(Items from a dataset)
[Start of Attachment]

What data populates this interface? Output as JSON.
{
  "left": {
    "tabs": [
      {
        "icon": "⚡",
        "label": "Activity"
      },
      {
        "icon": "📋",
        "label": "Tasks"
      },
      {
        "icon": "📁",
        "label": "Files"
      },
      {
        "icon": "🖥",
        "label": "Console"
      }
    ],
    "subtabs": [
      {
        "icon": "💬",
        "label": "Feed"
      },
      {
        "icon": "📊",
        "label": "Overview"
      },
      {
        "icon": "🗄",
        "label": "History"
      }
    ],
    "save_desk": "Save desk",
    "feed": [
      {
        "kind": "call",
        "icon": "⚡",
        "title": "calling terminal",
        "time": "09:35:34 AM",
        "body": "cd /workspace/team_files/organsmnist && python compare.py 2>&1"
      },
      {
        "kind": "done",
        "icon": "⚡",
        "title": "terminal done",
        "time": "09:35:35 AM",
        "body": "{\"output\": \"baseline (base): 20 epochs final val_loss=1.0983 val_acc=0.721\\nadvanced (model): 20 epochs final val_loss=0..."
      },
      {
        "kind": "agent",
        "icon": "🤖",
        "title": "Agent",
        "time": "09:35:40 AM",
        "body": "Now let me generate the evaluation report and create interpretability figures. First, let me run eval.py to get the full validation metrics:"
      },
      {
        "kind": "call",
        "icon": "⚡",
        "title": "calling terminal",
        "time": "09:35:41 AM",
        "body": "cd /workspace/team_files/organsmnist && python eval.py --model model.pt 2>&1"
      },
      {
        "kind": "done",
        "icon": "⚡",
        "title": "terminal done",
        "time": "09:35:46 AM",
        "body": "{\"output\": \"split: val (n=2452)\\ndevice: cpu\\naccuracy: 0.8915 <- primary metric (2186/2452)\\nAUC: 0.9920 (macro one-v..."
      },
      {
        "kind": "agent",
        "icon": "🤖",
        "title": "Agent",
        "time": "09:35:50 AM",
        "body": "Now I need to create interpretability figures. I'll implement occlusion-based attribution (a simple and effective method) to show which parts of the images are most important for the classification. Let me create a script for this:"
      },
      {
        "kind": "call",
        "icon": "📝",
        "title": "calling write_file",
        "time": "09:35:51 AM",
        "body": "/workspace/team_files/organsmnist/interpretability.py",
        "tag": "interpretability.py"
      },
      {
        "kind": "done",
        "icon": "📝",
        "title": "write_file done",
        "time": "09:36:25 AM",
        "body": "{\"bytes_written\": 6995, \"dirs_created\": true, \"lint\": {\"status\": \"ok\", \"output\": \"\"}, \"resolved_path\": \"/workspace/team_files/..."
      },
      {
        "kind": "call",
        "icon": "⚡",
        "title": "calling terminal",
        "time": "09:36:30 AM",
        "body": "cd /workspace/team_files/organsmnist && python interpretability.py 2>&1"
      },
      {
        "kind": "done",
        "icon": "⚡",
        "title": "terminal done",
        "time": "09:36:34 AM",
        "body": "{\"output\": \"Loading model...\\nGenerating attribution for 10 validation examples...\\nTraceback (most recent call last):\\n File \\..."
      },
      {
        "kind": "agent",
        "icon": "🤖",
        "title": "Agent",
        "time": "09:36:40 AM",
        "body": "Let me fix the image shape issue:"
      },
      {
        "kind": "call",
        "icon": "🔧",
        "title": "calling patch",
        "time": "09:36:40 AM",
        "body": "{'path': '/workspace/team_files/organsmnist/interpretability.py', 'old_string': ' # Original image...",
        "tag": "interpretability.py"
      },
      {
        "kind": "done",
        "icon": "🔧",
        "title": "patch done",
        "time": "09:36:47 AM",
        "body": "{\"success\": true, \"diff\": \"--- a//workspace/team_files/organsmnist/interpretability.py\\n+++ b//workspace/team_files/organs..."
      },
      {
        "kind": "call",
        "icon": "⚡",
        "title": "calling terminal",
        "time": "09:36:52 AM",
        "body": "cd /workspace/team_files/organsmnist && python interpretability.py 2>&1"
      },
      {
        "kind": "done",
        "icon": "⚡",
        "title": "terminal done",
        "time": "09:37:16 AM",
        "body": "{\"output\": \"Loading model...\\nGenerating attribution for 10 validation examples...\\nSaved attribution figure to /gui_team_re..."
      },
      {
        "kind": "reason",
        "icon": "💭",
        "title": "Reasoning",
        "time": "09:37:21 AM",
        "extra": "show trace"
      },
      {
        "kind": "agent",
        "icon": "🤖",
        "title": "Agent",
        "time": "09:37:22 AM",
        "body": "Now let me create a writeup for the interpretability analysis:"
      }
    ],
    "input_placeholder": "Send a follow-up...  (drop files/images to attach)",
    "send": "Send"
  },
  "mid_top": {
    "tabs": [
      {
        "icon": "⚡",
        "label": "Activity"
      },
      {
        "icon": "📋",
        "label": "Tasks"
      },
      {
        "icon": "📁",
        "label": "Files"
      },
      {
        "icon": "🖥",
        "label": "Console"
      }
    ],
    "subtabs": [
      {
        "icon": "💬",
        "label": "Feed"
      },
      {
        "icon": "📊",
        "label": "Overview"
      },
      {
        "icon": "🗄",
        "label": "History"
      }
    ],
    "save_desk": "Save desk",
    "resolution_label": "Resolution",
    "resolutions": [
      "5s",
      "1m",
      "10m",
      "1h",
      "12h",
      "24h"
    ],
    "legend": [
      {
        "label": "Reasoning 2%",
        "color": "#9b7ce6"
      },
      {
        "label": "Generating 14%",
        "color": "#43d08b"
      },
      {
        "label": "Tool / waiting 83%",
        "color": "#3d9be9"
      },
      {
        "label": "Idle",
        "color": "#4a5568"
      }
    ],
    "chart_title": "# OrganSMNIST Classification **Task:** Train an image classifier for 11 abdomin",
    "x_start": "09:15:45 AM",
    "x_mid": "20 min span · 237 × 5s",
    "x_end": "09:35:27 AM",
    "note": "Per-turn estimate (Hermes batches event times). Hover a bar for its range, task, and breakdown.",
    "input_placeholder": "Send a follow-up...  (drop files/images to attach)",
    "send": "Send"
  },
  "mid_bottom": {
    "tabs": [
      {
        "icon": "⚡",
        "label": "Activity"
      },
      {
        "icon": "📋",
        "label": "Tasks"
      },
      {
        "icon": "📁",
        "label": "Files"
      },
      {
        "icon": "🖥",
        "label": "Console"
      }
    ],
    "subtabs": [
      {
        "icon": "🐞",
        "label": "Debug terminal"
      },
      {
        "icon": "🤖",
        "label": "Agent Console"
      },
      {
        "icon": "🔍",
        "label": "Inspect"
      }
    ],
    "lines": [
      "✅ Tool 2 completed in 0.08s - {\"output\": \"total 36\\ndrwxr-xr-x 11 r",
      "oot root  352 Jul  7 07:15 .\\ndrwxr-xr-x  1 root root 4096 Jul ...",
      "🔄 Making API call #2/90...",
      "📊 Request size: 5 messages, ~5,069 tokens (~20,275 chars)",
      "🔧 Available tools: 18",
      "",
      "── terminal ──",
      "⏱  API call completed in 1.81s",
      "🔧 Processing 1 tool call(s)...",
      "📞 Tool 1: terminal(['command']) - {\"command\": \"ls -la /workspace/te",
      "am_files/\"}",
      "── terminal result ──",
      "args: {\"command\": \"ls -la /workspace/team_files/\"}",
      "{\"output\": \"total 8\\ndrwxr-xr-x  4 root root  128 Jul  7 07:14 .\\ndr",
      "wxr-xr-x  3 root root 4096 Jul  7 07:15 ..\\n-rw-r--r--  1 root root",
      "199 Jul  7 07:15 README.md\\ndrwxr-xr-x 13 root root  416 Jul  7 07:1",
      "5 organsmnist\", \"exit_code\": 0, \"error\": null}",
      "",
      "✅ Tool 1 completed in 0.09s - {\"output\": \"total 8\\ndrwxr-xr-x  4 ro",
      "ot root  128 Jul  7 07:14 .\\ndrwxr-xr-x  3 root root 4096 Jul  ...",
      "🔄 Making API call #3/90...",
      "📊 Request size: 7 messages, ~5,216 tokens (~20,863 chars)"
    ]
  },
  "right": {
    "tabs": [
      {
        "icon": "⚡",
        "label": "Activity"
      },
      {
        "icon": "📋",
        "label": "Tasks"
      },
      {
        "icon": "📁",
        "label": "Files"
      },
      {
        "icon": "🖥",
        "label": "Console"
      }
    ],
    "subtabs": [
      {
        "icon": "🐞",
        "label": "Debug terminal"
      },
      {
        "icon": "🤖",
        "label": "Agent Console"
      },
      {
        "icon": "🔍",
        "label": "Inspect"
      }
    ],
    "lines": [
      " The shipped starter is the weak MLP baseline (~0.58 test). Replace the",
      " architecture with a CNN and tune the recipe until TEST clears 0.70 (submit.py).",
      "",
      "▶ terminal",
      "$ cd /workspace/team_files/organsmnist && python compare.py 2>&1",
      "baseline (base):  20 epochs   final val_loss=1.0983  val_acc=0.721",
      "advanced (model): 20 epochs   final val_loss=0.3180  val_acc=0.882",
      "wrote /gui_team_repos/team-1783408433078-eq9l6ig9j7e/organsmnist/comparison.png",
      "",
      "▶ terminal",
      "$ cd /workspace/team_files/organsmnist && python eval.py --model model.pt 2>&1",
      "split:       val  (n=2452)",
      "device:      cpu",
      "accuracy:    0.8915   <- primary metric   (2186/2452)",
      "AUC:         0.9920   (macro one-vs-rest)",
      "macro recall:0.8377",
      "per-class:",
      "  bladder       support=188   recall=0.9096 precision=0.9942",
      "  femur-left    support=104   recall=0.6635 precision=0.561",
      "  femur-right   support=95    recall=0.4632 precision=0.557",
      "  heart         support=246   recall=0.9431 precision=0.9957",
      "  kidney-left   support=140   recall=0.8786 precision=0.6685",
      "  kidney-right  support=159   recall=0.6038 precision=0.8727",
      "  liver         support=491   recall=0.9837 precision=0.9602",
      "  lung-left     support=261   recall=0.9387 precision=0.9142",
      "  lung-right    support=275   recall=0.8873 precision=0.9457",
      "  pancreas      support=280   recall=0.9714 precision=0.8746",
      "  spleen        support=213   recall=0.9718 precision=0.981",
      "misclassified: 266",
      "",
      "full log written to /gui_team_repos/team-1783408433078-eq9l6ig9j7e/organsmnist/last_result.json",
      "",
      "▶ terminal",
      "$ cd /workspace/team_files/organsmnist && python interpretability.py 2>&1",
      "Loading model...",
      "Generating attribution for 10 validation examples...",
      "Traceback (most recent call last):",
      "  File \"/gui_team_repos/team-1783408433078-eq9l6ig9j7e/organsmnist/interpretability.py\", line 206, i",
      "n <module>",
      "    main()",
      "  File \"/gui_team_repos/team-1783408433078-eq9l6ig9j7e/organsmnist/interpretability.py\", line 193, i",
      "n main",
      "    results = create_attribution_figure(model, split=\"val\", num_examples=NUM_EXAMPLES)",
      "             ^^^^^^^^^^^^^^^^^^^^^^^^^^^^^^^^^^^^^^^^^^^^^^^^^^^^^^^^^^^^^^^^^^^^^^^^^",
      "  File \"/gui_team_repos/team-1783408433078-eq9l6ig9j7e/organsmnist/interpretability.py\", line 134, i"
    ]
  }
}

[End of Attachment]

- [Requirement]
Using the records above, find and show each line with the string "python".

- [Task output]
        "body": "cd /workspace/team_files/organsmnist && python compare.py 2>&1"
        "body": "cd /workspace/team_files/organsmnist && python eval.py --model model.pt 2>&1"
        "body": "cd /workspace/team_files/organsmnist && python interpretability.py 2>&1"
        "body": "cd /workspace/team_files/organsmnist && python interpretability.py 2>&1"
      "$ cd /workspace/team_files/organsmnist && python compare.py 2>&1",
      "$ cd /workspace/team_files/organsmnist && python eval.py --model model.pt 2>&1",
      "$ cd /workspace/team_files/organsmnist && python interpretability.py 2>&1",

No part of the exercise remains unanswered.